▶ _EXERCISE GOAL_
Across the entries below, count the lines that contain the word "beam" and reply with that number only.

▶ _GIVEN RECORDS_
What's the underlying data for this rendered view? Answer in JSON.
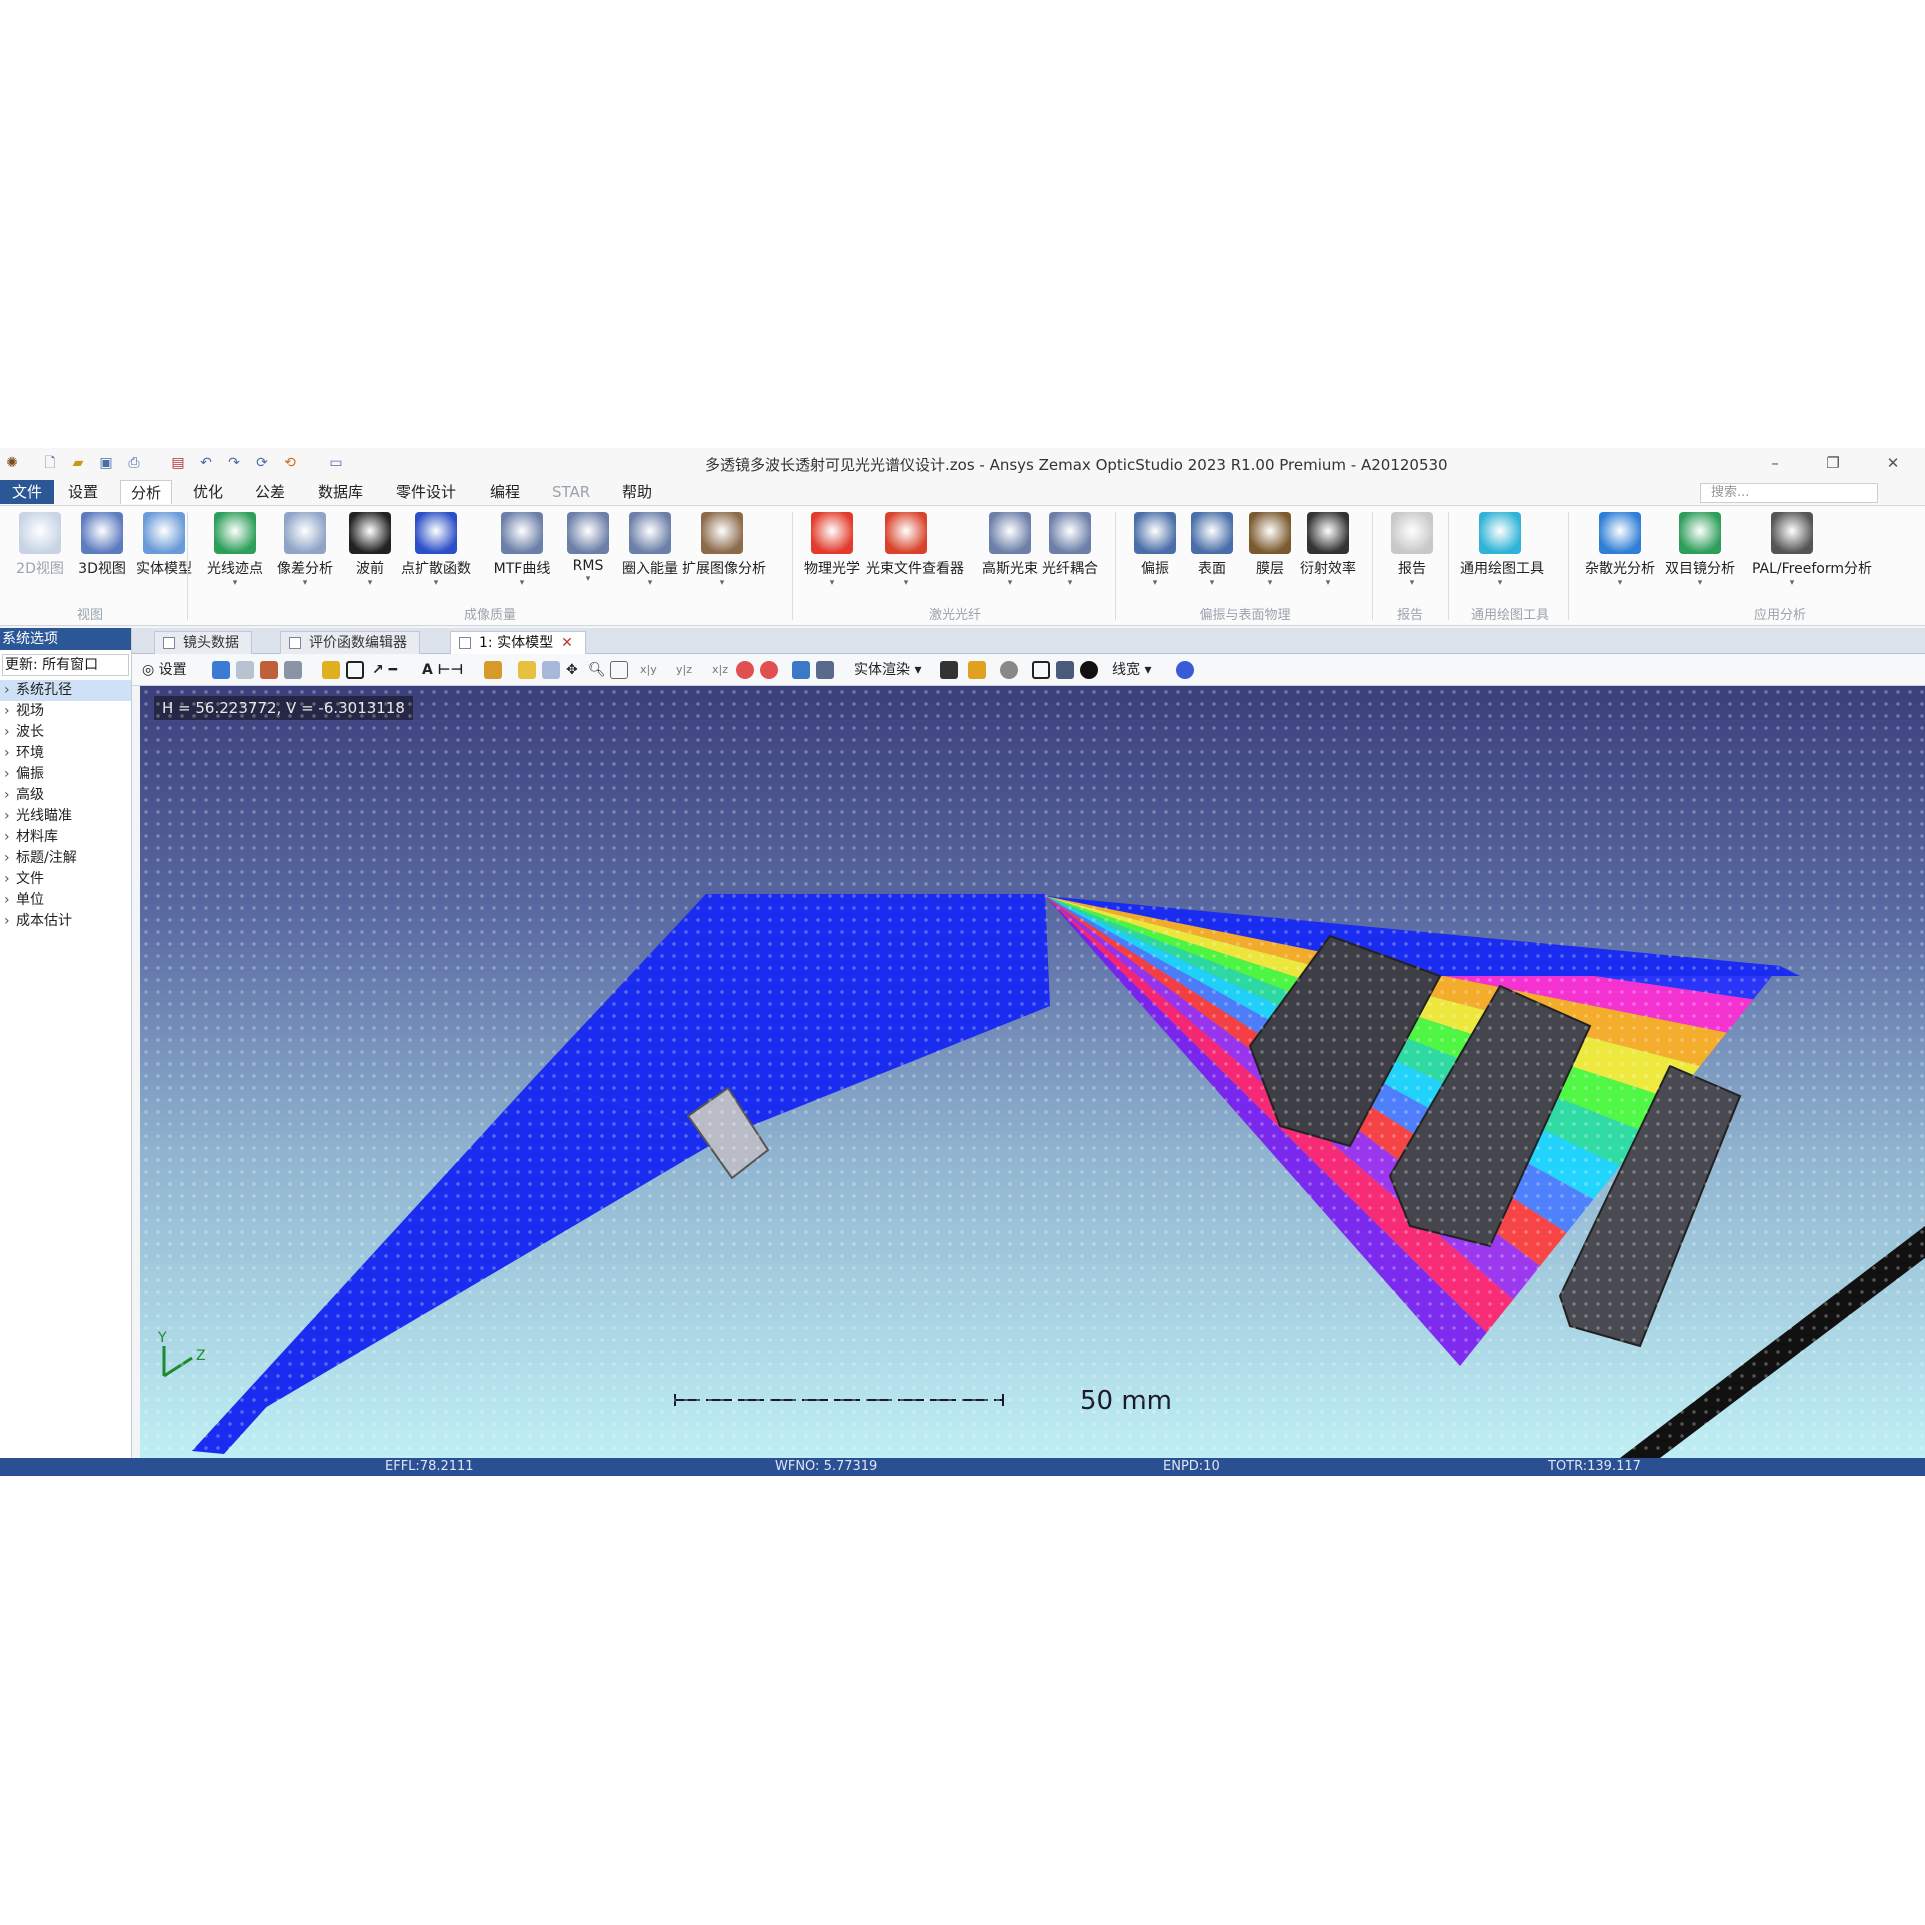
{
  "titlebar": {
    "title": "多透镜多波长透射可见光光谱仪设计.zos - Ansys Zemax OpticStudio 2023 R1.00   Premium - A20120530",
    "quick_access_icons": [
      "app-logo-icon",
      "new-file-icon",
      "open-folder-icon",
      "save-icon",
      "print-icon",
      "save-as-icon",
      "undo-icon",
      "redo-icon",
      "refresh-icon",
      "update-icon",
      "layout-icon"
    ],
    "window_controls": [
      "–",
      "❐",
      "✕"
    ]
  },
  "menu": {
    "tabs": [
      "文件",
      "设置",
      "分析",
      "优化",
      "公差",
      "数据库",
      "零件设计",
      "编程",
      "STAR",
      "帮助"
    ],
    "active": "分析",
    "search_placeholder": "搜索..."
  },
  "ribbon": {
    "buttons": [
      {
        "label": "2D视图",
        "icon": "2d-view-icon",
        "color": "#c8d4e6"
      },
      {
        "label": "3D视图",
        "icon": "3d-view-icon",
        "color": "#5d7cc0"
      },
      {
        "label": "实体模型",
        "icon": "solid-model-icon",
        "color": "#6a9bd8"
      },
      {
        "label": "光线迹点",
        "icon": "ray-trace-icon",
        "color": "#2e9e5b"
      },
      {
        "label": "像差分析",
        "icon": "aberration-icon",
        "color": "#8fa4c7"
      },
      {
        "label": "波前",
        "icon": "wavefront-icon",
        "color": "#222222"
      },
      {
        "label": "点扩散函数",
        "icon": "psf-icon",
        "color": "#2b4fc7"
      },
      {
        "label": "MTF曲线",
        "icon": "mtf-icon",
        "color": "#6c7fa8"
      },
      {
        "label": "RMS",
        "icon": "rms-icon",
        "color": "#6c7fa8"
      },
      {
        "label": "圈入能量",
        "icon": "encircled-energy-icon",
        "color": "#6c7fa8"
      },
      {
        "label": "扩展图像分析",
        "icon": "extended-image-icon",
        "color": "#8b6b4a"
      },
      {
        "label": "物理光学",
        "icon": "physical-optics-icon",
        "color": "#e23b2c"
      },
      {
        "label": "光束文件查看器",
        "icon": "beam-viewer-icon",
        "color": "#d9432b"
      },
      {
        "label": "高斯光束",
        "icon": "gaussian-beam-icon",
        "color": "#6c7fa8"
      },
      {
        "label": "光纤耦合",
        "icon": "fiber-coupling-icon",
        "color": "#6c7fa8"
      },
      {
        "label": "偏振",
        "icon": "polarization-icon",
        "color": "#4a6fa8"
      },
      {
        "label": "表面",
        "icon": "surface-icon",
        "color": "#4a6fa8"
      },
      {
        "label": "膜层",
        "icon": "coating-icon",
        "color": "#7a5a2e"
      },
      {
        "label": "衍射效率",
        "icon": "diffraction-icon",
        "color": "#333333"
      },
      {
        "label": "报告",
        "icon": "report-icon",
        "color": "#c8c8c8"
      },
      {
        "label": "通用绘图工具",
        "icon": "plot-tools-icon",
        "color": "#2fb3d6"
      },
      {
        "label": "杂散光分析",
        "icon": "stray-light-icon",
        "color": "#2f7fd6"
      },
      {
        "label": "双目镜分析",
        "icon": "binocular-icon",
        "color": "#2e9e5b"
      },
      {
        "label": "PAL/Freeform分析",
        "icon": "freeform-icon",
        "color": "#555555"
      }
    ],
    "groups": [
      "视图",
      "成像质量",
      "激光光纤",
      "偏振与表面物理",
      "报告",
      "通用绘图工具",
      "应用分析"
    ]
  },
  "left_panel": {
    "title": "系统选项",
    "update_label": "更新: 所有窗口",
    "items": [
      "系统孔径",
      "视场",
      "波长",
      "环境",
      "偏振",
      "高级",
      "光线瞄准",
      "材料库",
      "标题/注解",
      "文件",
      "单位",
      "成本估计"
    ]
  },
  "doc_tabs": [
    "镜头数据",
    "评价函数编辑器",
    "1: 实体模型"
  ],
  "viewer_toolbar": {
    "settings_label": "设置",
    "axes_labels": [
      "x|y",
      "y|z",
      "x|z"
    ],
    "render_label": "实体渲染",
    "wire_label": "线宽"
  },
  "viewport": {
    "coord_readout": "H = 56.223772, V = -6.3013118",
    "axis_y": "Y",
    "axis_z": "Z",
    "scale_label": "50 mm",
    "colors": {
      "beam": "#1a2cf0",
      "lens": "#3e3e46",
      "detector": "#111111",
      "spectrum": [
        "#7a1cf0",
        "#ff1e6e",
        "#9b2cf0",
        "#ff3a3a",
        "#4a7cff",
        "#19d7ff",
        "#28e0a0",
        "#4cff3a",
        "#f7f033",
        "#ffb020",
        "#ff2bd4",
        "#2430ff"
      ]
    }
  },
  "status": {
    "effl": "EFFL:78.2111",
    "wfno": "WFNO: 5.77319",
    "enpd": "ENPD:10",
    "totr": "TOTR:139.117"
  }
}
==
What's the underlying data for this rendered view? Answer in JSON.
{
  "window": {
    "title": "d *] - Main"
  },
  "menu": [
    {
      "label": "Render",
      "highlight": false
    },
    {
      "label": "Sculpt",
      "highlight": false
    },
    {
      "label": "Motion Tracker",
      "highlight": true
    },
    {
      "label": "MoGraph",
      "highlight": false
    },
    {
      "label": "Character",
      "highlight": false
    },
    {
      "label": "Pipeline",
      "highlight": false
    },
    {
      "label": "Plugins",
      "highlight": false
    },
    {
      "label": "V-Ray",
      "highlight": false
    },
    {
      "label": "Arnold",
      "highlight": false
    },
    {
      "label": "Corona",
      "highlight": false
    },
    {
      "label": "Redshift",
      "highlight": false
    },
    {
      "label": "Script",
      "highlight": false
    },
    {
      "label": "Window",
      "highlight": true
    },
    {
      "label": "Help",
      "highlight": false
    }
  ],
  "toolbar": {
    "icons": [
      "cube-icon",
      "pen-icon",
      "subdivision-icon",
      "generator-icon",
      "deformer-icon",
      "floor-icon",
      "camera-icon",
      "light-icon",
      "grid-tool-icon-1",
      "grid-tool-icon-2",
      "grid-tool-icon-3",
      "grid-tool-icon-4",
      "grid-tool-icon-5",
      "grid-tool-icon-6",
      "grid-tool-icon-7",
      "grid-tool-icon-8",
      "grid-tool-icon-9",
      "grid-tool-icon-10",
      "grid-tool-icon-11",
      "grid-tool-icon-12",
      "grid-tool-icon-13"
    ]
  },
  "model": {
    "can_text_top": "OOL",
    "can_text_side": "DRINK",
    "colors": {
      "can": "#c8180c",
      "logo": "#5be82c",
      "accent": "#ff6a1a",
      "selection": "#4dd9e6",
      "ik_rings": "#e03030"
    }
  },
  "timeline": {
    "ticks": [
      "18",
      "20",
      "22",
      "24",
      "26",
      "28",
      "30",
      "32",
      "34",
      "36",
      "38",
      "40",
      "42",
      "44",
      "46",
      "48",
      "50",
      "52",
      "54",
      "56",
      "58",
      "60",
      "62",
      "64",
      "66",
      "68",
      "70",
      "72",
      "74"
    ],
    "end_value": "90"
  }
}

▶ _RESPONSE TO THE TASK_
3